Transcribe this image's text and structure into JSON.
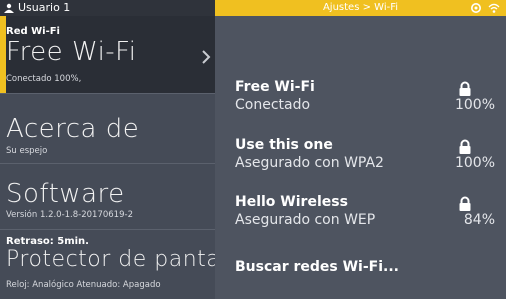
{
  "sidebar": {
    "user": {
      "name": "Usuario 1",
      "icon": "user-icon"
    },
    "items": [
      {
        "top_label": "Red Wi-Fi",
        "title": "Free Wi-Fi",
        "subtitle": "Conectado 100%,",
        "active": true,
        "icon": "chevron-right-icon"
      },
      {
        "title": "Acerca de",
        "subtitle": "Su espejo"
      },
      {
        "title": "Software",
        "subtitle": "Versión 1.2.0-1.8-20170619-2"
      },
      {
        "top_label": "Retraso: 5min.",
        "title": "Protector de pantalla",
        "subtitle": "Reloj: Analógico   Atenuado: Apagado"
      }
    ]
  },
  "header": {
    "breadcrumb": "Ajustes > Wi-Fi",
    "icons": [
      "settings-icon",
      "wifi-icon"
    ],
    "accent": "#f0c020"
  },
  "networks": [
    {
      "name": "Free Wi-Fi",
      "status": "Conectado",
      "signal": "100%",
      "icon": "lock-icon"
    },
    {
      "name": "Use this one",
      "status": "Asegurado con WPA2",
      "signal": "100%",
      "icon": "lock-icon"
    },
    {
      "name": "Hello Wireless",
      "status": "Asegurado con WEP",
      "signal": "84%",
      "icon": "lock-icon"
    }
  ],
  "scan_label": "Buscar redes Wi-Fi..."
}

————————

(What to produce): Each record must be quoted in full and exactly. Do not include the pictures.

(Solution to the exercise):
Transcribe this image's text and structure into JSON.
{
  "sidebar": {
    "user": {
      "name": "Usuario 1",
      "icon": "user-icon"
    },
    "items": [
      {
        "top_label": "Red Wi-Fi",
        "title": "Free Wi-Fi",
        "subtitle": "Conectado 100%,",
        "active": true,
        "icon": "chevron-right-icon"
      },
      {
        "title": "Acerca de",
        "subtitle": "Su espejo"
      },
      {
        "title": "Software",
        "subtitle": "Versión 1.2.0-1.8-20170619-2"
      },
      {
        "top_label": "Retraso: 5min.",
        "title": "Protector de pantalla",
        "subtitle": "Reloj: Analógico   Atenuado: Apagado"
      }
    ]
  },
  "header": {
    "breadcrumb": "Ajustes > Wi-Fi",
    "icons": [
      "settings-icon",
      "wifi-icon"
    ],
    "accent": "#f0c020"
  },
  "networks": [
    {
      "name": "Free Wi-Fi",
      "status": "Conectado",
      "signal": "100%",
      "icon": "lock-icon"
    },
    {
      "name": "Use this one",
      "status": "Asegurado con WPA2",
      "signal": "100%",
      "icon": "lock-icon"
    },
    {
      "name": "Hello Wireless",
      "status": "Asegurado con WEP",
      "signal": "84%",
      "icon": "lock-icon"
    }
  ],
  "scan_label": "Buscar redes Wi-Fi..."
}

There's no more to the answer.